Two interesting footnotes:  One, McDaniel  v. County of Schenectady involved a successful class action lawsuit challenging Schenectady County's policy of strip searching pre-trial detainees.  The Ninth Circuit recently upheld the practice of blank strip searches.  Bull v. San Francisco.  Probably the Supreme Court - if it hears the issue - will affirm the Ninth Circuit's ruling.  In McDaniel, the early bird definitely got the worm.

Two, a close friend successfully prosecuted a Section 1983 lawsuit that was filed on principle.  The woman whose rights had been violated did not want big money damages.  She merely wanted $1 and a declaration that her rights had been violated.  She got both.

Nevertheless, the District Court stuck it to my friend, who asked for a very humble legal fee - approximately $7,500 $5,330.  The legal fees were so "high" because the defendants refused to settle, and thus forced the case to trial.

The District Court told my friend, "You're entitled to a 33% contingency fee for the money damages award.  Therefore, you get 33 cents."

While recognizing that the District Court was giving my friend a "Fuck you," the Second Circuit affirmed in an unpublished opinion McCardle v. Haddad, 131 F.3d 43 (2d Cir. 1997), which is available here.  While Congress gives prevailing parties a right to legal fees, District Courts remain fiefdoms.

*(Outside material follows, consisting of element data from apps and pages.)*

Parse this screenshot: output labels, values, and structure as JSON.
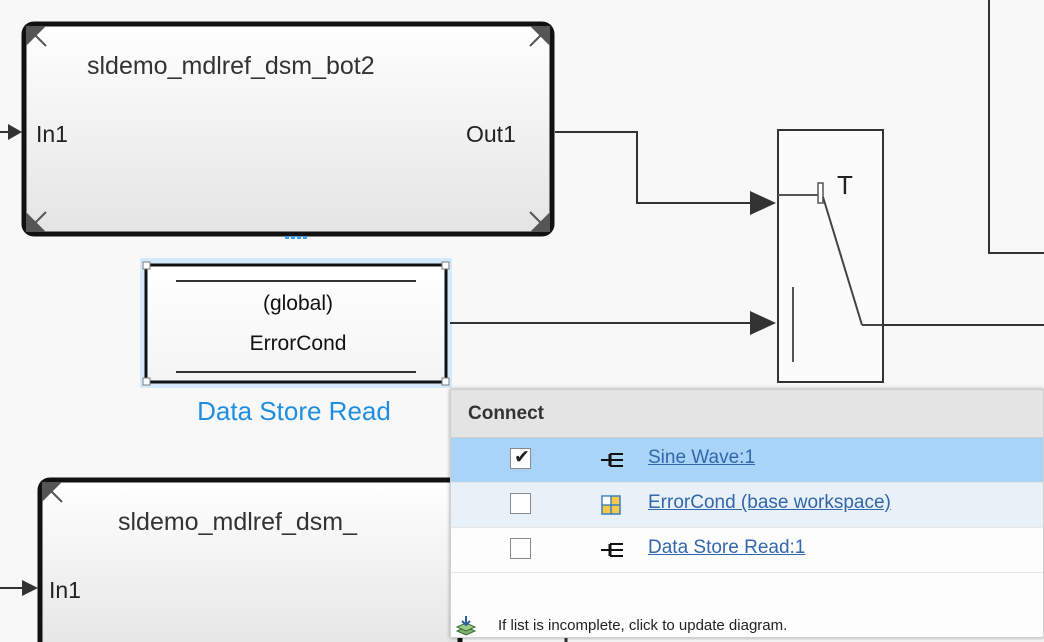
{
  "blocks": {
    "top_model": {
      "title": "sldemo_mdlref_dsm_bot2",
      "in_port": "In1",
      "out_port": "Out1"
    },
    "data_store_read": {
      "line1": "(global)",
      "line2": "ErrorCond",
      "label": "Data Store Read"
    },
    "bottom_model": {
      "title": "sldemo_mdlref_dsm_",
      "in_port": "In1"
    },
    "switch": {
      "port_label": "T"
    }
  },
  "connect_popup": {
    "header": "Connect",
    "items": [
      {
        "label": "Sine Wave:1",
        "checked": true,
        "icon": "signal-port-icon",
        "selected": true
      },
      {
        "label": "ErrorCond (base workspace)",
        "checked": false,
        "icon": "workspace-grid-icon",
        "selected": false
      },
      {
        "label": "Data Store Read:1",
        "checked": false,
        "icon": "signal-port-icon",
        "selected": false
      }
    ],
    "footer": "If list is incomplete, click to update diagram.",
    "footer_icon": "update-diagram-icon"
  },
  "colors": {
    "canvas_bg": "#f8f8f8",
    "selection_accent": "#1e8fe0",
    "selected_row": "#a8d4f7",
    "link": "#3366aa"
  }
}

When a District Court has near-total discretion over the award of attorneys' fees, how can we say that we live in a rule of law, not of men?  Or do you think that thirty-three cents is what Congress intended when it enacted 42 U.S..C. 1988?  See S.Rep. No. 94-1011 (stating that Congress' intent is “that the amount of fees awarded ... be governed by the same standards which prevail in other types of equally complex Federal litigation ... and not be reduced because the rights involved may be non-pecuniary in nature.”)  Does a legal fee award of thirty-three cents  “ensure ‘effective access to the judicial process' for persons with civil rights grievances"?   Hensley v. Eckerhart, 461 U.S. 424, 429 (1983) (quoting H.R.Rep. No. 94-1558, p. 1 (1976)).


  Second Circuit Civil Rights Blog

2:46 PM

What's the name of the case where your friend got 0.33 in attorneys fees?


3:42 PM